p>The researchers say that more severe storms, by themselves, would probably not pose a large threat to reefs. "Corals are adapted to life in stormy seas. Even the vulnerable species are quite stable when they're young," says Dr Connolly. "They also tend to grow and mature quickly, so the species can recover before the next big storm arrives."
However, one effect of the increased production of greenhouse gases is an increase in the acidity of the ocean. This is likely to reduce the stability of coral reefs, and amplify the damage done by tropical storms in coming decades.
Moreover, other effects of global warming and human activity could impair reefs' capacity to bounce back from periods of high wave forces, say the researchers. These include episodes of unusually hot temperatures, which can cause corals' cells to become toxic ("coral bleaching"); and overfishing, which can deplete the fish that eat seaweeds and dead coral and keep the reef clear for the next generation of corals.
"Regardless of whether we think of more severe storms as a looming threat or just the ramping up of a natural cycle, one thing is certain," says Dr Connolly. "To predict how coral reefs will look under different future scenarios, and to plan accordingly, we needed to know exactly how wave forces impact who lives and who dies on the reef.

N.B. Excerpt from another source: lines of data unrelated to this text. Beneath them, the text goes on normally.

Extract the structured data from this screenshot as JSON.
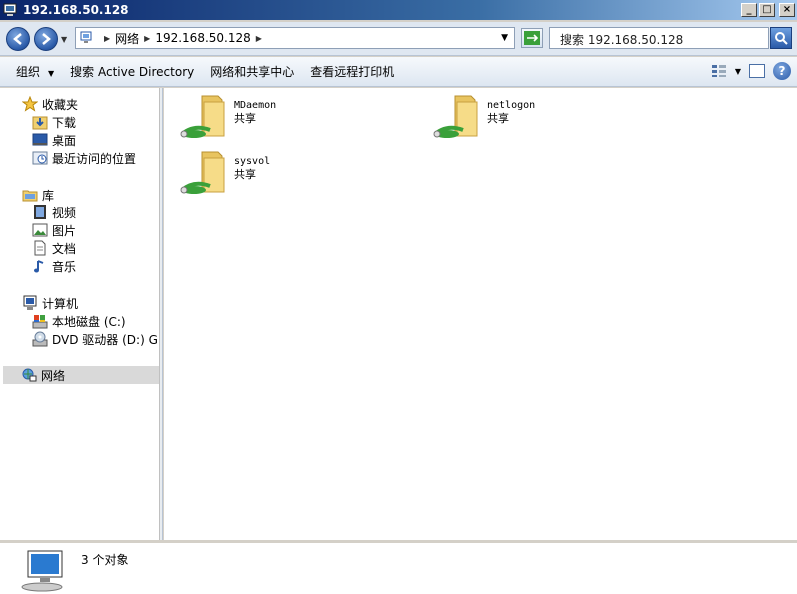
{
  "window": {
    "title": "192.168.50.128",
    "buttons": {
      "minimize": "_",
      "maximize": "□",
      "close": "×"
    }
  },
  "address_bar": {
    "crumbs": [
      "网络",
      "192.168.50.128"
    ],
    "search_placeholder": "搜索 192.168.50.128"
  },
  "toolbar": {
    "organize": "组织",
    "search_ad": "搜索 Active Directory",
    "network_center": "网络和共享中心",
    "view_printers": "查看远程打印机"
  },
  "nav": {
    "favorites": {
      "label": "收藏夹",
      "items": [
        "下载",
        "桌面",
        "最近访问的位置"
      ]
    },
    "libraries": {
      "label": "库",
      "items": [
        "视频",
        "图片",
        "文档",
        "音乐"
      ]
    },
    "computer": {
      "label": "计算机",
      "items": [
        "本地磁盘 (C:)",
        "DVD 驱动器 (D:) GF"
      ]
    },
    "network": {
      "label": "网络"
    }
  },
  "files": [
    {
      "name": "MDaemon",
      "desc": "共享"
    },
    {
      "name": "netlogon",
      "desc": "共享"
    },
    {
      "name": "sysvol",
      "desc": "共享"
    }
  ],
  "status": {
    "count": "3 个对象"
  }
}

These new models provide us with that essential tool."
Source:James Cook University
Page: 1 2 3 Related biology news :1
. Researchers use dirt to stay one step ahead of antibiotic resistance2
. Planning ahead: Having the healthiest baby possible3
. Good times ahead for dinosaur hunters, according to U of Penn scientists dinosaur census4
. Tsunami-damaged coral reefs should be left to recover naturally, say scientists5
. Hidden sponges determine coral reefs nutrient cycle6
. Marine conservation organizations team up to conduct Indonesia coral reefs assessment7
. Health of coral reefs detected from orbit8
. Scientists look to the Bahamas as a model for coral reef conservation9
. Tiny polyps gorge themselves to survive coral bleaching10
. Too much sugar not good for coral reefs11
. Sea corals trick helps scientists tag proteins